The gun manufacturer responsible for producing the military-style assault weapon used by a shooter to kill 20 first-graders and six educators at Sandy Hook Elementary School has moved a lawsuit filed against the company from state to federal court, where it could have less chance of succeeding.

RELATED: Sandy Hook families sue gun manufacturer of military-style assault weapon

Ten families that were affected by the mass shooting on Dec. 14, 2012, filed a lawsuit this past December against Bushmaster for making, distributing, and selling the AR-15 rifle. The gunman used the firearm to kill 26 people in less than five minutes at the Newtown, Connecticut, school. The action alleges negligence and wrongful death.

A U.S. district judge reviewed the case last week and accepted the contention brought forth by Bushmaster’s parent firm, Remington Outdoor Company. The manufacturer argued that federal court is a more appropriate jurisdiction than Connecticut state court because the business is located in North Carolina.

The company likely made the argument because federal courts typically dismiss cases against gun manufacturers, said Jerry Reisman, a partner at Reisman, Peirez, Reisman and Capobianco in New York. Remington, he argued, "realized that if the case continues in the state court, the plaintiffs might have carved out a home court advantage and find a local judge sympathetic to their cause."

A 2005 federal shield law prevents people from suing gun manufacturers for allowing crimes and killings to happen with their products, he said. The legislation includes an exception for cases where businesses should realize a firearm could be used to harm another individual.

"Many members of Congress, many members of state legislatures, come from rural communities in which guns are popular. Many people hunt, many people use guns for recreational purposes. But guns, because of their prevalence, fall into the hands of criminals and are most often used in crimes and often end up in homicides," Reisman told msnbc.

RELATED: Home of Sandy Hook shooter to be destroyed

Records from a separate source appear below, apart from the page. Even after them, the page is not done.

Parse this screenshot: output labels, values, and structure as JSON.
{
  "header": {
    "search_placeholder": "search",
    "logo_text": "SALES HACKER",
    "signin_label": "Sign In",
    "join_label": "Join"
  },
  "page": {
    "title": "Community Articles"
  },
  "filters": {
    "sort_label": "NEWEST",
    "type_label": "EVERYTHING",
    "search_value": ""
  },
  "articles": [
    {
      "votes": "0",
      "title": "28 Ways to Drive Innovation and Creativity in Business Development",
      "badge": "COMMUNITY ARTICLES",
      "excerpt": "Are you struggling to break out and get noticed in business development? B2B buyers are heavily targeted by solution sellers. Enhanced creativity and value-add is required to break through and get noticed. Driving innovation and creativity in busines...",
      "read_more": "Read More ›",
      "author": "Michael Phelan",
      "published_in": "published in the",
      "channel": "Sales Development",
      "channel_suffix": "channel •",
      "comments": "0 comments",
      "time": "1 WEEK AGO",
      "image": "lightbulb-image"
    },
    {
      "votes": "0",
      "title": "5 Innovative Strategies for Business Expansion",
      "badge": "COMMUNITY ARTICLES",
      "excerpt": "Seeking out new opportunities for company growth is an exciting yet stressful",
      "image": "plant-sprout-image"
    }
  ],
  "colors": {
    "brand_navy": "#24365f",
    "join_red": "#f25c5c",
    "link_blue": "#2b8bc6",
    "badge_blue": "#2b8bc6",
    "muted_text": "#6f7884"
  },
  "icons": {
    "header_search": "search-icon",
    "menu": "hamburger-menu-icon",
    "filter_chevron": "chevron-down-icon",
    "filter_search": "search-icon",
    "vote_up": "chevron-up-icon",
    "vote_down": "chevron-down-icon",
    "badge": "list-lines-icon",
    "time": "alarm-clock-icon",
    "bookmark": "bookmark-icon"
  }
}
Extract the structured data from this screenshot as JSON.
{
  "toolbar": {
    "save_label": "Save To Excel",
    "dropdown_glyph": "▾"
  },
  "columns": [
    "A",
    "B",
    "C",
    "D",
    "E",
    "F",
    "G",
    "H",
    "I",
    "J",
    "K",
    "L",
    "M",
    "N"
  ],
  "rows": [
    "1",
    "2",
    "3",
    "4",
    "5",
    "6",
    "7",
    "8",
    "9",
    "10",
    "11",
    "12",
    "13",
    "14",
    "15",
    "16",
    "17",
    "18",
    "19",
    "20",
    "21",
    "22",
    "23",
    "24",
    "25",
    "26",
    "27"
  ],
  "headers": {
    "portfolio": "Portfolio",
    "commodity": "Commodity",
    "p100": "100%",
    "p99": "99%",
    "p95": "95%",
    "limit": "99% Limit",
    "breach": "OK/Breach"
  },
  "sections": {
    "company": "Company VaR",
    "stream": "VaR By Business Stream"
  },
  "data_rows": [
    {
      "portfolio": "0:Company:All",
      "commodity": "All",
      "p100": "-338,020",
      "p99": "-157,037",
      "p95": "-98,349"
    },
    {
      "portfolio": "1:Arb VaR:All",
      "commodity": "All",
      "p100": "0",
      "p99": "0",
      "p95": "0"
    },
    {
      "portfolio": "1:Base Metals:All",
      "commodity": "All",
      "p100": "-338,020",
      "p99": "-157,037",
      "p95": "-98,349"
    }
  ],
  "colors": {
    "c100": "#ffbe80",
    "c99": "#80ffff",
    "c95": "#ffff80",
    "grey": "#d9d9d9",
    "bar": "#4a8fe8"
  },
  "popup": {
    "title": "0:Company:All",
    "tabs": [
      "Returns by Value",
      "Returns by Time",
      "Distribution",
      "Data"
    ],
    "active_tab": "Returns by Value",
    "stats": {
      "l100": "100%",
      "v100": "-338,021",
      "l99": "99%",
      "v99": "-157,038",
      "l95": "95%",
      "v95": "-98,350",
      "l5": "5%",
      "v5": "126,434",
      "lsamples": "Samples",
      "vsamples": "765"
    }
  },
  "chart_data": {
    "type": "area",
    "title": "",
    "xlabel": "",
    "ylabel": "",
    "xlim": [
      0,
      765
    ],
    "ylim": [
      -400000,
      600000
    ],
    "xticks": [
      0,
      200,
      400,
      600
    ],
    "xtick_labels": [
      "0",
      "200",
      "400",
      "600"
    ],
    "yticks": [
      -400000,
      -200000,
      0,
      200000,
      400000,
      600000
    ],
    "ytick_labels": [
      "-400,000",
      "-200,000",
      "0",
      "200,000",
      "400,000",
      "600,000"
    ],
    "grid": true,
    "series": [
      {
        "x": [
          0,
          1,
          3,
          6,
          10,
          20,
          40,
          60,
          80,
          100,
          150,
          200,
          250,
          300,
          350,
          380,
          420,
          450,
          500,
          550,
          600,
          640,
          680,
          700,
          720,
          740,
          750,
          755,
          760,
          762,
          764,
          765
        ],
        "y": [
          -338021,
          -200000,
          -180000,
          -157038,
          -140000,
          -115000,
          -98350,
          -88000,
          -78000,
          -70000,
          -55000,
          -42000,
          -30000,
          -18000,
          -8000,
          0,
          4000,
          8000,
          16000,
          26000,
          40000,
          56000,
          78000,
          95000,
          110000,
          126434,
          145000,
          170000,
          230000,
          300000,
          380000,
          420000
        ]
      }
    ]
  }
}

In their legal motion, the families said the rifle shouldn’t have been entrusted to the general public because it is a military-style assault weapon that is unsuited for civilian use, “engineered to deliver maximum carnage with extreme efficiency.” Individuals deemed mentally unfit to operate the weapon can gain access to the firearm, they added. The families ask that the company admits accountability for the consequences of selling the rifle.

Nine of the families involved include victims’ parents and spouses. The tenth representative is a teacher who was shot multiple times, but survived.

The defendants in the case also include Camfour, a distributor of firearms, and the now-closed East Windsor store where the gunman's mother bought the Bushmaster rifle, according to the Associated Press.

The parents of Jesse Lewis and Noah Pozner, two of the first-graders who died in the massacre, earlier this month filed a lawsuit against Newtown and the Newtown Board of Education. They allege inadequate security at the building where the gunman killed their children. Both families also are included in the lawsuit against Bushmaster.